* Task details *
Return the listing below in full, with every line exactly as it is.

* Stored data *
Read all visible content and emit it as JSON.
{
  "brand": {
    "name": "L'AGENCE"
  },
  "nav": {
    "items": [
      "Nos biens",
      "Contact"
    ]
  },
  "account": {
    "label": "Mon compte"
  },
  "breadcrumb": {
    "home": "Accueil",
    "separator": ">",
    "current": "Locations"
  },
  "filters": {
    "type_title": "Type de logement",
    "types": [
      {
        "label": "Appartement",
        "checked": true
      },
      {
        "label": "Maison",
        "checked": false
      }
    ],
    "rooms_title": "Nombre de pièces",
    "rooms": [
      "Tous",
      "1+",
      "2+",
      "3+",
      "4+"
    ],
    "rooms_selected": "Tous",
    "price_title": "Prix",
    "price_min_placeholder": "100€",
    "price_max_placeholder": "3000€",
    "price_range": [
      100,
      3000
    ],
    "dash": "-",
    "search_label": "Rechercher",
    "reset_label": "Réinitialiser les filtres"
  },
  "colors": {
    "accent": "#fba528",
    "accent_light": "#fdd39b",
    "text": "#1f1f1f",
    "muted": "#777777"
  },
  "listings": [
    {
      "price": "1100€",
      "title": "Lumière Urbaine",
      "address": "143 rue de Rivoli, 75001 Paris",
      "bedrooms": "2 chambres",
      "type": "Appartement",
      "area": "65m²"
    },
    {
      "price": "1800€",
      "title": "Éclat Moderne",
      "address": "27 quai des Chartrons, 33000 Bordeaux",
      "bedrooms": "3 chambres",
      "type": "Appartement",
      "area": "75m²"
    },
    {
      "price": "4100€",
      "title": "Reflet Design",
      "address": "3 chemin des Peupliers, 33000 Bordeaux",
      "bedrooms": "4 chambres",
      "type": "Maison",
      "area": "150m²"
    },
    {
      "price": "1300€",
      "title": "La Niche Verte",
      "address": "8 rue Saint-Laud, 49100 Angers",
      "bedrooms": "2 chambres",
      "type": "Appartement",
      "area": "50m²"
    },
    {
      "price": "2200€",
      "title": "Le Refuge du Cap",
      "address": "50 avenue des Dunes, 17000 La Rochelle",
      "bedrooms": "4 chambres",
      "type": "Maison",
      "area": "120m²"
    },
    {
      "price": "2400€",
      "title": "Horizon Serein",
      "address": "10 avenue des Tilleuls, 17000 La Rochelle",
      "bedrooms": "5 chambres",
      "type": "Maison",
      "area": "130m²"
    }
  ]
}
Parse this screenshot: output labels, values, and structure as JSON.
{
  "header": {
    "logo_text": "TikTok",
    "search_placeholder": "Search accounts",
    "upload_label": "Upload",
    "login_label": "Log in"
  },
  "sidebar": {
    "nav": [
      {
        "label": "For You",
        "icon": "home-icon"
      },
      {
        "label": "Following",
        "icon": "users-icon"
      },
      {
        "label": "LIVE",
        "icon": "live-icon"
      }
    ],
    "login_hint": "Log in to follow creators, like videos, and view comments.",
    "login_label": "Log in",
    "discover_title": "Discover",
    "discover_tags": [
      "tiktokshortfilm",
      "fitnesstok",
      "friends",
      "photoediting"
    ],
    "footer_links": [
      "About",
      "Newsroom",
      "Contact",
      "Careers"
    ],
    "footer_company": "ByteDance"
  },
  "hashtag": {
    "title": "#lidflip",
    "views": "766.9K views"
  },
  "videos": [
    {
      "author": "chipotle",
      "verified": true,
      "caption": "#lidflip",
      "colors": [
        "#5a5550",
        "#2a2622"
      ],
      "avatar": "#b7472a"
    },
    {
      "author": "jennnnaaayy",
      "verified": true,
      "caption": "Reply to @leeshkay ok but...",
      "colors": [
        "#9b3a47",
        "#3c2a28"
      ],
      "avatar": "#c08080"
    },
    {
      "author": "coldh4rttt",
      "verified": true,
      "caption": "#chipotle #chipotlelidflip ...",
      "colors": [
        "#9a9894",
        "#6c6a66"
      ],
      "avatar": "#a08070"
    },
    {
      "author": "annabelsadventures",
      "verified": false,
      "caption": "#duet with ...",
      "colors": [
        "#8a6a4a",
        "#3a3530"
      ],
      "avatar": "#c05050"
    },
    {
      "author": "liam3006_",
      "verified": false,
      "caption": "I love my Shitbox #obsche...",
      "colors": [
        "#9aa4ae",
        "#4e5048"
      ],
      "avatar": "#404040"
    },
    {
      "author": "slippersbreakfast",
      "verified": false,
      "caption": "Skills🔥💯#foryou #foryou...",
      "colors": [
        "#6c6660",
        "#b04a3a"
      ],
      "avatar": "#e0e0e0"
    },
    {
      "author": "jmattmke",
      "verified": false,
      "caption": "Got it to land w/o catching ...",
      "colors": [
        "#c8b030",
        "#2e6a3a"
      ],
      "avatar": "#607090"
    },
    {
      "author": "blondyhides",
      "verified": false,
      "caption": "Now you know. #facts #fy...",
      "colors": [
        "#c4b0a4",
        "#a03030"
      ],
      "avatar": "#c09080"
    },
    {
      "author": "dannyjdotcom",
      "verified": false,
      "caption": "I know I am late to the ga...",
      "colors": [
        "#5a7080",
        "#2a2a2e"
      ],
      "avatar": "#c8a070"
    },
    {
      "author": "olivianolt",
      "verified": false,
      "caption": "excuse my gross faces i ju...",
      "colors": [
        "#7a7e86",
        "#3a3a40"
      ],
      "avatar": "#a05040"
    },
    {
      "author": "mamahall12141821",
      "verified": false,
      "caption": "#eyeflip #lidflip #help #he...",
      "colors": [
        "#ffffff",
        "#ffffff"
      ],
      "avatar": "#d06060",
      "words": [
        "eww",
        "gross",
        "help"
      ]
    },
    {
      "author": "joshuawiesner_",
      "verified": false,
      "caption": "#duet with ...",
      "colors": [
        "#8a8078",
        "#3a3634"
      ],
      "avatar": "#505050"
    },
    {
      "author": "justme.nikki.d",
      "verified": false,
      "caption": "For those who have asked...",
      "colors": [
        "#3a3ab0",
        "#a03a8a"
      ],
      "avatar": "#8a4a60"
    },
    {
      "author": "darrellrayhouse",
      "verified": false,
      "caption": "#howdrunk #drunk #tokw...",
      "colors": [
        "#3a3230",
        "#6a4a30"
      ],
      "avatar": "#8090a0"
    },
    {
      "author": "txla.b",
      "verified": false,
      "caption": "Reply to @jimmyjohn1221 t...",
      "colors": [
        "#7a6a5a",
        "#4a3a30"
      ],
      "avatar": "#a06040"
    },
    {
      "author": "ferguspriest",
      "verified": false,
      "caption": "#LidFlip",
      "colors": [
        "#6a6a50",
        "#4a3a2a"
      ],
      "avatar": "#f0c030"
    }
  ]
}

* Completed exercise *
Read all visible content and emit it as JSON.
{
  "brand": {
    "name": "L'AGENCE"
  },
  "nav": {
    "items": [
      "Nos biens",
      "Contact"
    ]
  },
  "account": {
    "label": "Mon compte"
  },
  "breadcrumb": {
    "home": "Accueil",
    "separator": ">",
    "current": "Locations"
  },
  "filters": {
    "type_title": "Type de logement",
    "types": [
      {
        "label": "Appartement",
        "checked": true
      },
      {
        "label": "Maison",
        "checked": false
      }
    ],
    "rooms_title": "Nombre de pièces",
    "rooms": [
      "Tous",
      "1+",
      "2+",
      "3+",
      "4+"
    ],
    "rooms_selected": "Tous",
    "price_title": "Prix",
    "price_min_placeholder": "100€",
    "price_max_placeholder": "3000€",
    "price_range": [
      100,
      3000
    ],
    "dash": "-",
    "search_label": "Rechercher",
    "reset_label": "Réinitialiser les filtres"
  },
  "colors": {
    "accent": "#fba528",
    "accent_light": "#fdd39b",
    "text": "#1f1f1f",
    "muted": "#777777"
  },
  "listings": [
    {
      "price": "1100€",
      "title": "Lumière Urbaine",
      "address": "143 rue de Rivoli, 75001 Paris",
      "bedrooms": "2 chambres",
      "type": "Appartement",
      "area": "65m²"
    },
    {
      "price": "1800€",
      "title": "Éclat Moderne",
      "address": "27 quai des Chartrons, 33000 Bordeaux",
      "bedrooms": "3 chambres",
      "type": "Appartement",
      "area": "75m²"
    },
    {
      "price": "4100€",
      "title": "Reflet Design",
      "address": "3 chemin des Peupliers, 33000 Bordeaux",
      "bedrooms": "4 chambres",
      "type": "Maison",
      "area": "150m²"
    },
    {
      "price": "1300€",
      "title": "La Niche Verte",
      "address": "8 rue Saint-Laud, 49100 Angers",
      "bedrooms": "2 chambres",
      "type": "Appartement",
      "area": "50m²"
    },
    {
      "price": "2200€",
      "title": "Le Refuge du Cap",
      "address": "50 avenue des Dunes, 17000 La Rochelle",
      "bedrooms": "4 chambres",
      "type": "Maison",
      "area": "120m²"
    },
    {
      "price": "2400€",
      "title": "Horizon Serein",
      "address": "10 avenue des Tilleuls, 17000 La Rochelle",
      "bedrooms": "5 chambres",
      "type": "Maison",
      "area": "130m²"
    }
  ]
}
Parse this screenshot: output labels, values, and structure as JSON.
{
  "header": {
    "logo_text": "TikTok",
    "search_placeholder": "Search accounts",
    "upload_label": "Upload",
    "login_label": "Log in"
  },
  "sidebar": {
    "nav": [
      {
        "label": "For You",
        "icon": "home-icon"
      },
      {
        "label": "Following",
        "icon": "users-icon"
      },
      {
        "label": "LIVE",
        "icon": "live-icon"
      }
    ],
    "login_hint": "Log in to follow creators, like videos, and view comments.",
    "login_label": "Log in",
    "discover_title": "Discover",
    "discover_tags": [
      "tiktokshortfilm",
      "fitnesstok",
      "friends",
      "photoediting"
    ],
    "footer_links": [
      "About",
      "Newsroom",
      "Contact",
      "Careers"
    ],
    "footer_company": "ByteDance"
  },
  "hashtag": {
    "title": "#lidflip",
    "views": "766.9K views"
  },
  "videos": [
    {
      "author": "chipotle",
      "verified": true,
      "caption": "#lidflip",
      "colors": [
        "#5a5550",
        "#2a2622"
      ],
      "avatar": "#b7472a"
    },
    {
      "author": "jennnnaaayy",
      "verified": true,
      "caption": "Reply to @leeshkay ok but...",
      "colors": [
        "#9b3a47",
        "#3c2a28"
      ],
      "avatar": "#c08080"
    },
    {
      "author": "coldh4rttt",
      "verified": true,
      "caption": "#chipotle #chipotlelidflip ...",
      "colors": [
        "#9a9894",
        "#6c6a66"
      ],
      "avatar": "#a08070"
    },
    {
      "author": "annabelsadventures",
      "verified": false,
      "caption": "#duet with ...",
      "colors": [
        "#8a6a4a",
        "#3a3530"
      ],
      "avatar": "#c05050"
    },
    {
      "author": "liam3006_",
      "verified": false,
      "caption": "I love my Shitbox #obsche...",
      "colors": [
        "#9aa4ae",
        "#4e5048"
      ],
      "avatar": "#404040"
    },
    {
      "author": "slippersbreakfast",
      "verified": false,
      "caption": "Skills🔥💯#foryou #foryou...",
      "colors": [
        "#6c6660",
        "#b04a3a"
      ],
      "avatar": "#e0e0e0"
    },
    {
      "author": "jmattmke",
      "verified": false,
      "caption": "Got it to land w/o catching ...",
      "colors": [
        "#c8b030",
        "#2e6a3a"
      ],
      "avatar": "#607090"
    },
    {
      "author": "blondyhides",
      "verified": false,
      "caption": "Now you know. #facts #fy...",
      "colors": [
        "#c4b0a4",
        "#a03030"
      ],
      "avatar": "#c09080"
    },
    {
      "author": "dannyjdotcom",
      "verified": false,
      "caption": "I know I am late to the ga...",
      "colors": [
        "#5a7080",
        "#2a2a2e"
      ],
      "avatar": "#c8a070"
    },
    {
      "author": "olivianolt",
      "verified": false,
      "caption": "excuse my gross faces i ju...",
      "colors": [
        "#7a7e86",
        "#3a3a40"
      ],
      "avatar": "#a05040"
    },
    {
      "author": "mamahall12141821",
      "verified": false,
      "caption": "#eyeflip #lidflip #help #he...",
      "colors": [
        "#ffffff",
        "#ffffff"
      ],
      "avatar": "#d06060",
      "words": [
        "eww",
        "gross",
        "help"
      ]
    },
    {
      "author": "joshuawiesner_",
      "verified": false,
      "caption": "#duet with ...",
      "colors": [
        "#8a8078",
        "#3a3634"
      ],
      "avatar": "#505050"
    },
    {
      "author": "justme.nikki.d",
      "verified": false,
      "caption": "For those who have asked...",
      "colors": [
        "#3a3ab0",
        "#a03a8a"
      ],
      "avatar": "#8a4a60"
    },
    {
      "author": "darrellrayhouse",
      "verified": false,
      "caption": "#howdrunk #drunk #tokw...",
      "colors": [
        "#3a3230",
        "#6a4a30"
      ],
      "avatar": "#8090a0"
    },
    {
      "author": "txla.b",
      "verified": false,
      "caption": "Reply to @jimmyjohn1221 t...",
      "colors": [
        "#7a6a5a",
        "#4a3a30"
      ],
      "avatar": "#a06040"
    },
    {
      "author": "ferguspriest",
      "verified": false,
      "caption": "#LidFlip",
      "colors": [
        "#6a6a50",
        "#4a3a2a"
      ],
      "avatar": "#f0c030"
    }
  ]
}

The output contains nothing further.